- PROBLEM STATEMENT -
Reproduce all the data, character for character.

- INFORMATION SHOWN -

________________________________________

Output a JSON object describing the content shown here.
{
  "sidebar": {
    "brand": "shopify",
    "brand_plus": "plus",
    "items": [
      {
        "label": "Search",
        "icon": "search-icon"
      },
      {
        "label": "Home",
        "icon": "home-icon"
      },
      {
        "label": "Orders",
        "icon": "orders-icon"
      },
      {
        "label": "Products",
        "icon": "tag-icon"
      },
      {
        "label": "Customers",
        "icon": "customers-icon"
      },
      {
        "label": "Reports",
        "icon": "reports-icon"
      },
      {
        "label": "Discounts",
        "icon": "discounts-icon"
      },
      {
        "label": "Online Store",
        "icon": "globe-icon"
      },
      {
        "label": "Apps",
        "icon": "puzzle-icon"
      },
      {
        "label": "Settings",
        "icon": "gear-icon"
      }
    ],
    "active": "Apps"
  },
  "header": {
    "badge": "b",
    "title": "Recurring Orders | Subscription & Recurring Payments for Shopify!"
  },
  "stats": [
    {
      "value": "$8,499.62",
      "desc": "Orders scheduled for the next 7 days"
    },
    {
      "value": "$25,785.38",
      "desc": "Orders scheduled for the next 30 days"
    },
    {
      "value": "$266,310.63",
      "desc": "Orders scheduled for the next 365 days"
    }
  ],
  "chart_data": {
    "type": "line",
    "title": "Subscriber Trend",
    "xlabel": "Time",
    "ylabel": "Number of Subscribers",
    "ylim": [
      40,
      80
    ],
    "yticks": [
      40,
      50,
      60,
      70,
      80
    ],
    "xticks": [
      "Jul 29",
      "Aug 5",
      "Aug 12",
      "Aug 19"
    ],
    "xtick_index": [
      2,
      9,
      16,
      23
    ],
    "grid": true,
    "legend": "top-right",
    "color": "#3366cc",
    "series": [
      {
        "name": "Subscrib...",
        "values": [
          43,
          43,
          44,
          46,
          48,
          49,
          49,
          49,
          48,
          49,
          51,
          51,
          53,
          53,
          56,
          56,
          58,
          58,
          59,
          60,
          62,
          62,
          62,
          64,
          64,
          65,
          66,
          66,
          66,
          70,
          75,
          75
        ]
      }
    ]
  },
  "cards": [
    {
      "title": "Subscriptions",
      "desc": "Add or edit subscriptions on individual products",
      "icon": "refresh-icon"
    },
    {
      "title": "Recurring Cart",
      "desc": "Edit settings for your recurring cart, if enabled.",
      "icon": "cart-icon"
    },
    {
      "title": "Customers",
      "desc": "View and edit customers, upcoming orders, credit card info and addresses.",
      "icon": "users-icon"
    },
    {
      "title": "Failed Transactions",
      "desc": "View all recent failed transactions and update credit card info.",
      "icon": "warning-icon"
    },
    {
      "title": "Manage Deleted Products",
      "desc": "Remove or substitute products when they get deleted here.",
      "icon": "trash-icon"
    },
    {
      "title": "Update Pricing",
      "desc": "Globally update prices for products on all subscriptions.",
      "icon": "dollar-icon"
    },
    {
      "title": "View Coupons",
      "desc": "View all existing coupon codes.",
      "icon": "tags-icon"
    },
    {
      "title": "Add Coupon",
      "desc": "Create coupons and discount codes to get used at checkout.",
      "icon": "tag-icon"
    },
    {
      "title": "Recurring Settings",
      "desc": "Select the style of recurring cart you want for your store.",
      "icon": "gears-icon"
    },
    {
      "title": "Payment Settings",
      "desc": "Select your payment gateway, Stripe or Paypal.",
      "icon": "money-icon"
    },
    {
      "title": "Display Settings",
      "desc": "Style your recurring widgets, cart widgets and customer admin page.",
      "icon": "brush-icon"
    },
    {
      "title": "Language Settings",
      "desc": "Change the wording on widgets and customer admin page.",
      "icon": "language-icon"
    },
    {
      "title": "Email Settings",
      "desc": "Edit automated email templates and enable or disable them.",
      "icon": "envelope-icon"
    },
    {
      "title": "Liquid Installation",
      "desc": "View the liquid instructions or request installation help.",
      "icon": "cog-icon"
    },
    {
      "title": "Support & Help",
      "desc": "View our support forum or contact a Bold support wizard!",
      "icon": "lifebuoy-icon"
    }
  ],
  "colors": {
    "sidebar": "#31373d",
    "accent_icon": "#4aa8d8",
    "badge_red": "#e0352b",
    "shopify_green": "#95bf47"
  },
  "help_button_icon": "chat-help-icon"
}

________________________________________

- SOLVED EXERCISE -
Output a JSON object describing the content shown here.
{
  "sidebar": {
    "brand": "shopify",
    "brand_plus": "plus",
    "items": [
      {
        "label": "Search",
        "icon": "search-icon"
      },
      {
        "label": "Home",
        "icon": "home-icon"
      },
      {
        "label": "Orders",
        "icon": "orders-icon"
      },
      {
        "label": "Products",
        "icon": "tag-icon"
      },
      {
        "label": "Customers",
        "icon": "customers-icon"
      },
      {
        "label": "Reports",
        "icon": "reports-icon"
      },
      {
        "label": "Discounts",
        "icon": "discounts-icon"
      },
      {
        "label": "Online Store",
        "icon": "globe-icon"
      },
      {
        "label": "Apps",
        "icon": "puzzle-icon"
      },
      {
        "label": "Settings",
        "icon": "gear-icon"
      }
    ],
    "active": "Apps"
  },
  "header": {
    "badge": "b",
    "title": "Recurring Orders | Subscription & Recurring Payments for Shopify!"
  },
  "stats": [
    {
      "value": "$8,499.62",
      "desc": "Orders scheduled for the next 7 days"
    },
    {
      "value": "$25,785.38",
      "desc": "Orders scheduled for the next 30 days"
    },
    {
      "value": "$266,310.63",
      "desc": "Orders scheduled for the next 365 days"
    }
  ],
  "chart_data": {
    "type": "line",
    "title": "Subscriber Trend",
    "xlabel": "Time",
    "ylabel": "Number of Subscribers",
    "ylim": [
      40,
      80
    ],
    "yticks": [
      40,
      50,
      60,
      70,
      80
    ],
    "xticks": [
      "Jul 29",
      "Aug 5",
      "Aug 12",
      "Aug 19"
    ],
    "xtick_index": [
      2,
      9,
      16,
      23
    ],
    "grid": true,
    "legend": "top-right",
    "color": "#3366cc",
    "series": [
      {
        "name": "Subscrib...",
        "values": [
          43,
          43,
          44,
          46,
          48,
          49,
          49,
          49,
          48,
          49,
          51,
          51,
          53,
          53,
          56,
          56,
          58,
          58,
          59,
          60,
          62,
          62,
          62,
          64,
          64,
          65,
          66,
          66,
          66,
          70,
          75,
          75
        ]
      }
    ]
  },
  "cards": [
    {
      "title": "Subscriptions",
      "desc": "Add or edit subscriptions on individual products",
      "icon": "refresh-icon"
    },
    {
      "title": "Recurring Cart",
      "desc": "Edit settings for your recurring cart, if enabled.",
      "icon": "cart-icon"
    },
    {
      "title": "Customers",
      "desc": "View and edit customers, upcoming orders, credit card info and addresses.",
      "icon": "users-icon"
    },
    {
      "title": "Failed Transactions",
      "desc": "View all recent failed transactions and update credit card info.",
      "icon": "warning-icon"
    },
    {
      "title": "Manage Deleted Products",
      "desc": "Remove or substitute products when they get deleted here.",
      "icon": "trash-icon"
    },
    {
      "title": "Update Pricing",
      "desc": "Globally update prices for products on all subscriptions.",
      "icon": "dollar-icon"
    },
    {
      "title": "View Coupons",
      "desc": "View all existing coupon codes.",
      "icon": "tags-icon"
    },
    {
      "title": "Add Coupon",
      "desc": "Create coupons and discount codes to get used at checkout.",
      "icon": "tag-icon"
    },
    {
      "title": "Recurring Settings",
      "desc": "Select the style of recurring cart you want for your store.",
      "icon": "gears-icon"
    },
    {
      "title": "Payment Settings",
      "desc": "Select your payment gateway, Stripe or Paypal.",
      "icon": "money-icon"
    },
    {
      "title": "Display Settings",
      "desc": "Style your recurring widgets, cart widgets and customer admin page.",
      "icon": "brush-icon"
    },
    {
      "title": "Language Settings",
      "desc": "Change the wording on widgets and customer admin page.",
      "icon": "language-icon"
    },
    {
      "title": "Email Settings",
      "desc": "Edit automated email templates and enable or disable them.",
      "icon": "envelope-icon"
    },
    {
      "title": "Liquid Installation",
      "desc": "View the liquid instructions or request installation help.",
      "icon": "cog-icon"
    },
    {
      "title": "Support & Help",
      "desc": "View our support forum or contact a Bold support wizard!",
      "icon": "lifebuoy-icon"
    }
  ],
  "colors": {
    "sidebar": "#31373d",
    "accent_icon": "#4aa8d8",
    "badge_red": "#e0352b",
    "shopify_green": "#95bf47"
  },
  "help_button_icon": "chat-help-icon"
}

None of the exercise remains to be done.